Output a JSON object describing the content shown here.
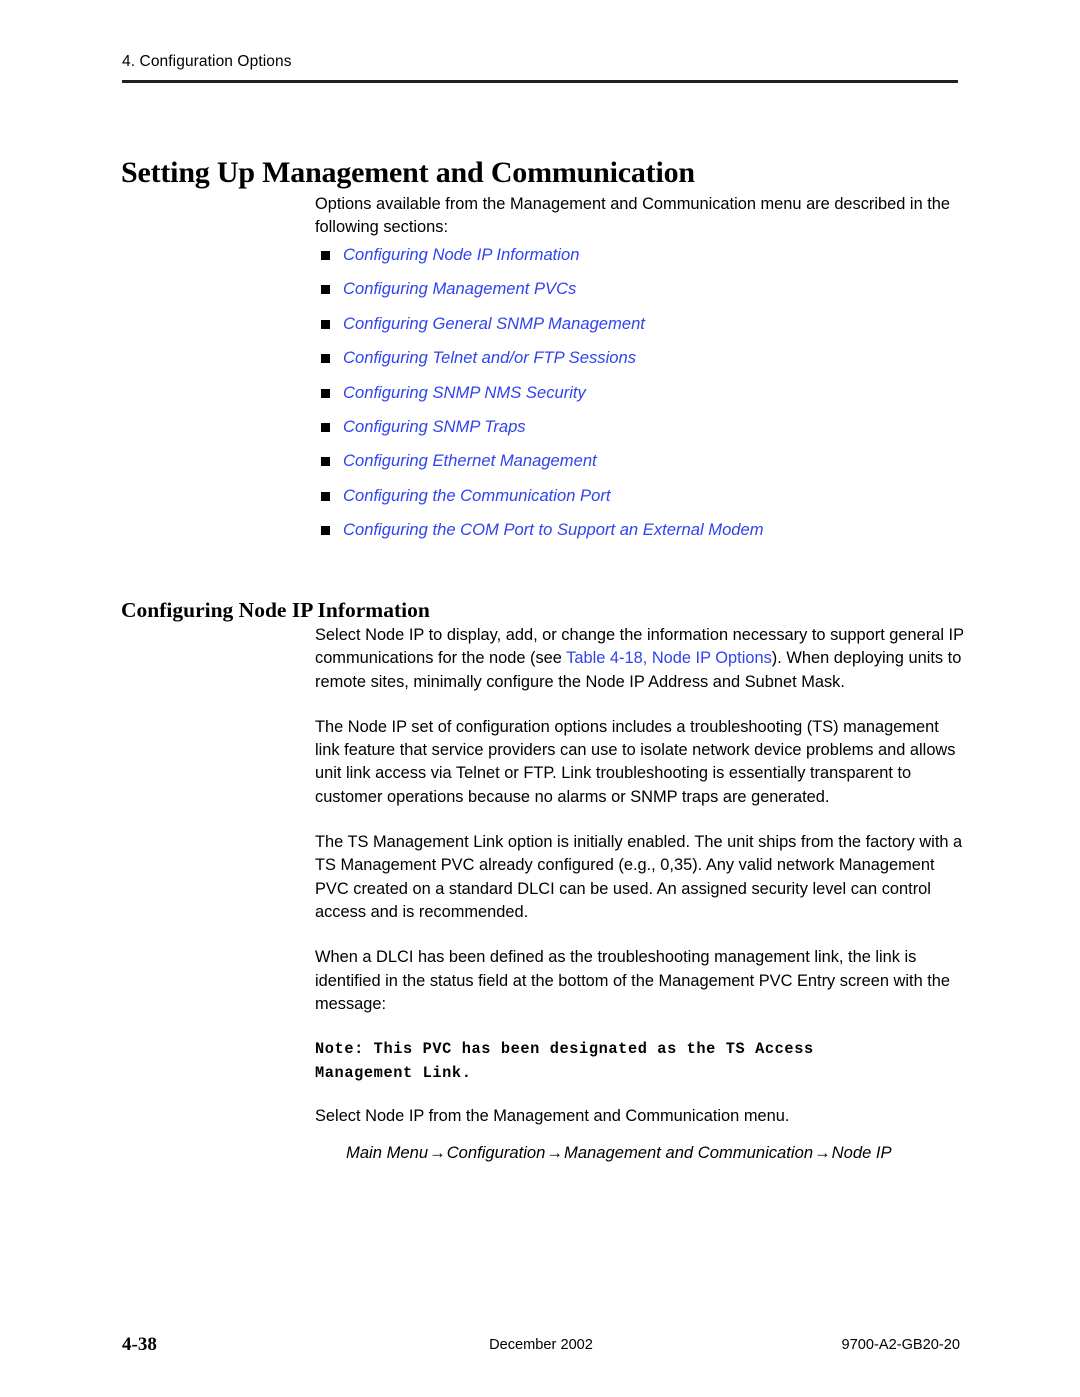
{
  "header": {
    "chapter": "4. Configuration Options"
  },
  "title": "Setting Up Management and Communication",
  "intro": "Options available from the Management and Communication menu are described in the following sections:",
  "link_list": [
    {
      "label": "Configuring Node IP Information"
    },
    {
      "label": "Configuring Management PVCs"
    },
    {
      "label": "Configuring General SNMP Management"
    },
    {
      "label": "Configuring Telnet and/or FTP Sessions"
    },
    {
      "label": "Configuring SNMP NMS Security"
    },
    {
      "label": "Configuring SNMP Traps"
    },
    {
      "label": "Configuring Ethernet Management"
    },
    {
      "label": "Configuring the Communication Port"
    },
    {
      "label": "Configuring the COM Port to Support an External Modem"
    }
  ],
  "section": {
    "heading": "Configuring Node IP Information",
    "para1_before": "Select Node IP to display, add, or change the information necessary to support general IP communications for the node (see ",
    "para1_link": "Table 4-18, Node IP Options",
    "para1_after": "). When deploying units to remote sites, minimally configure the Node IP Address and Subnet Mask.",
    "para2": "The Node IP set of configuration options includes a troubleshooting (TS) management link feature that service providers can use to isolate network device problems and allows unit link access via Telnet or FTP. Link troubleshooting is essentially transparent to customer operations because no alarms or SNMP traps are generated.",
    "para3": "The TS Management Link option is initially enabled. The unit ships from the factory with a TS Management PVC already configured (e.g., 0,35). Any valid network Management PVC created on a standard DLCI can be used. An assigned security level can control access and is recommended.",
    "para4": "When a DLCI has been defined as the troubleshooting management link, the link is identified in the status field at the bottom of the Management PVC Entry screen with the message:",
    "note": "Note: This PVC has been designated as the TS Access\nManagement Link.",
    "para5": "Select Node IP from the Management and Communication menu.",
    "menu_path": [
      "Main Menu",
      "Configuration",
      "Management and Communication",
      "Node IP"
    ],
    "menu_path_arrow": "→"
  },
  "footer": {
    "page_number": "4-38",
    "date": "December 2002",
    "doc_number": "9700-A2-GB20-20"
  },
  "colors": {
    "link_blue": "#2f43ee",
    "rule_dark": "#1b2328",
    "text_black": "#000000"
  }
}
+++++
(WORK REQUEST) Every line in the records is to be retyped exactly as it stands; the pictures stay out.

(EXERCISE SOLUTION)
Output a JSON object describing the content shown here.
{
  "header": {
    "chapter": "4. Configuration Options"
  },
  "title": "Setting Up Management and Communication",
  "intro": "Options available from the Management and Communication menu are described in the following sections:",
  "link_list": [
    {
      "label": "Configuring Node IP Information"
    },
    {
      "label": "Configuring Management PVCs"
    },
    {
      "label": "Configuring General SNMP Management"
    },
    {
      "label": "Configuring Telnet and/or FTP Sessions"
    },
    {
      "label": "Configuring SNMP NMS Security"
    },
    {
      "label": "Configuring SNMP Traps"
    },
    {
      "label": "Configuring Ethernet Management"
    },
    {
      "label": "Configuring the Communication Port"
    },
    {
      "label": "Configuring the COM Port to Support an External Modem"
    }
  ],
  "section": {
    "heading": "Configuring Node IP Information",
    "para1_before": "Select Node IP to display, add, or change the information necessary to support general IP communications for the node (see ",
    "para1_link": "Table 4-18, Node IP Options",
    "para1_after": "). When deploying units to remote sites, minimally configure the Node IP Address and Subnet Mask.",
    "para2": "The Node IP set of configuration options includes a troubleshooting (TS) management link feature that service providers can use to isolate network device problems and allows unit link access via Telnet or FTP. Link troubleshooting is essentially transparent to customer operations because no alarms or SNMP traps are generated.",
    "para3": "The TS Management Link option is initially enabled. The unit ships from the factory with a TS Management PVC already configured (e.g., 0,35). Any valid network Management PVC created on a standard DLCI can be used. An assigned security level can control access and is recommended.",
    "para4": "When a DLCI has been defined as the troubleshooting management link, the link is identified in the status field at the bottom of the Management PVC Entry screen with the message:",
    "note": "Note: This PVC has been designated as the TS Access\nManagement Link.",
    "para5": "Select Node IP from the Management and Communication menu.",
    "menu_path": [
      "Main Menu",
      "Configuration",
      "Management and Communication",
      "Node IP"
    ],
    "menu_path_arrow": "→"
  },
  "footer": {
    "page_number": "4-38",
    "date": "December 2002",
    "doc_number": "9700-A2-GB20-20"
  },
  "colors": {
    "link_blue": "#2f43ee",
    "rule_dark": "#1b2328",
    "text_black": "#000000"
  }
}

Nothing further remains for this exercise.